Material provided:
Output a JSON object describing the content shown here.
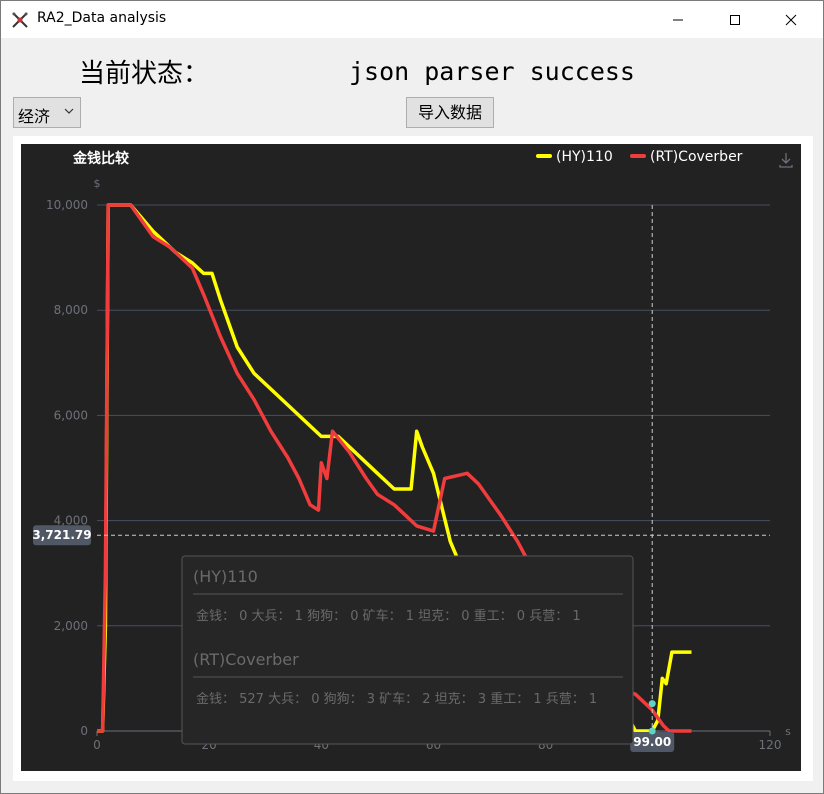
{
  "window": {
    "title": "RA2_Data analysis",
    "icon": "ra2-logo-icon",
    "controls": [
      "minimize-icon",
      "maximize-icon",
      "close-icon"
    ]
  },
  "status": {
    "label": "当前状态：",
    "value": "json parser success"
  },
  "mode_select": {
    "selected": "经济"
  },
  "import_button": {
    "label": "导入数据"
  },
  "colors": {
    "series_hy": "#ffff00",
    "series_rt": "#f03c3c",
    "chart_bg": "#222222",
    "axis_text": "#6e7079",
    "tooltip_bg": "#262626"
  },
  "chart_data": {
    "type": "line",
    "title": "金钱比较",
    "ylabel": "$",
    "xlabel": "s",
    "xlim": [
      0,
      120
    ],
    "ylim": [
      0,
      10000
    ],
    "xticks": [
      0,
      20,
      40,
      60,
      80,
      100,
      120
    ],
    "yticks": [
      "0",
      "2,000",
      "4,000",
      "6,000",
      "8,000",
      "10,000"
    ],
    "legend_position": "top-right",
    "grid": true,
    "series": [
      {
        "name": "(HY)110",
        "color": "#ffff00",
        "points": [
          [
            0,
            0
          ],
          [
            1,
            0
          ],
          [
            1.5,
            2000
          ],
          [
            2,
            10000
          ],
          [
            6,
            10000
          ],
          [
            10,
            9500
          ],
          [
            14,
            9100
          ],
          [
            17,
            8900
          ],
          [
            19,
            8700
          ],
          [
            20.5,
            8700
          ],
          [
            22,
            8200
          ],
          [
            25,
            7300
          ],
          [
            28,
            6800
          ],
          [
            32,
            6400
          ],
          [
            36,
            6000
          ],
          [
            40,
            5600
          ],
          [
            43,
            5600
          ],
          [
            46,
            5300
          ],
          [
            50,
            4900
          ],
          [
            53,
            4600
          ],
          [
            56,
            4600
          ],
          [
            57,
            5700
          ],
          [
            58,
            5400
          ],
          [
            60,
            4900
          ],
          [
            63,
            3600
          ],
          [
            65,
            3100
          ],
          [
            66,
            3000
          ],
          [
            75,
            2500
          ],
          [
            85,
            1500
          ],
          [
            90,
            900
          ],
          [
            95,
            200
          ],
          [
            96,
            0
          ],
          [
            99,
            0
          ],
          [
            100,
            200
          ],
          [
            100.8,
            1000
          ],
          [
            101.5,
            900
          ],
          [
            102.5,
            1500
          ],
          [
            106,
            1500
          ]
        ]
      },
      {
        "name": "(RT)Coverber",
        "color": "#f03c3c",
        "points": [
          [
            0,
            0
          ],
          [
            1,
            0
          ],
          [
            1.5,
            3000
          ],
          [
            2,
            10000
          ],
          [
            6,
            10000
          ],
          [
            10,
            9400
          ],
          [
            13,
            9200
          ],
          [
            15,
            9000
          ],
          [
            17,
            8800
          ],
          [
            19,
            8300
          ],
          [
            22,
            7500
          ],
          [
            25,
            6800
          ],
          [
            28,
            6300
          ],
          [
            31,
            5700
          ],
          [
            34,
            5200
          ],
          [
            36,
            4800
          ],
          [
            38,
            4300
          ],
          [
            39.5,
            4200
          ],
          [
            40,
            5100
          ],
          [
            41,
            4800
          ],
          [
            42,
            5700
          ],
          [
            45,
            5300
          ],
          [
            48,
            4800
          ],
          [
            50,
            4500
          ],
          [
            53,
            4300
          ],
          [
            55,
            4100
          ],
          [
            57,
            3900
          ],
          [
            60,
            3800
          ],
          [
            62,
            4800
          ],
          [
            66,
            4900
          ],
          [
            68,
            4700
          ],
          [
            70,
            4400
          ],
          [
            72,
            4100
          ],
          [
            75,
            3600
          ],
          [
            78,
            3000
          ],
          [
            82,
            2200
          ],
          [
            86,
            1500
          ],
          [
            90,
            1000
          ],
          [
            93,
            800
          ],
          [
            96,
            700
          ],
          [
            98,
            500
          ],
          [
            99,
            400
          ],
          [
            101,
            100
          ],
          [
            102,
            0
          ],
          [
            106,
            0
          ]
        ]
      }
    ],
    "axis_pointer": {
      "x_label": "99.00",
      "y_label": "3,721.79",
      "x": 99,
      "y": 3721.79
    },
    "tooltip": {
      "entries": [
        {
          "name": "(HY)110",
          "detail": "金钱：  0 大兵：  1 狗狗：  0 矿车：  1 坦克：  0 重工：  0 兵营：  1"
        },
        {
          "name": "(RT)Coverber",
          "detail": "金钱：  527 大兵：  0 狗狗：  3 矿车：  2 坦克：  3 重工：  1 兵营：  1"
        }
      ]
    }
  }
}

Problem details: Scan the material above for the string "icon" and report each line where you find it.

Written response:
    "icon": "ra2-logo-icon",
      "minimize-icon",
      "maximize-icon",
      "close-icon"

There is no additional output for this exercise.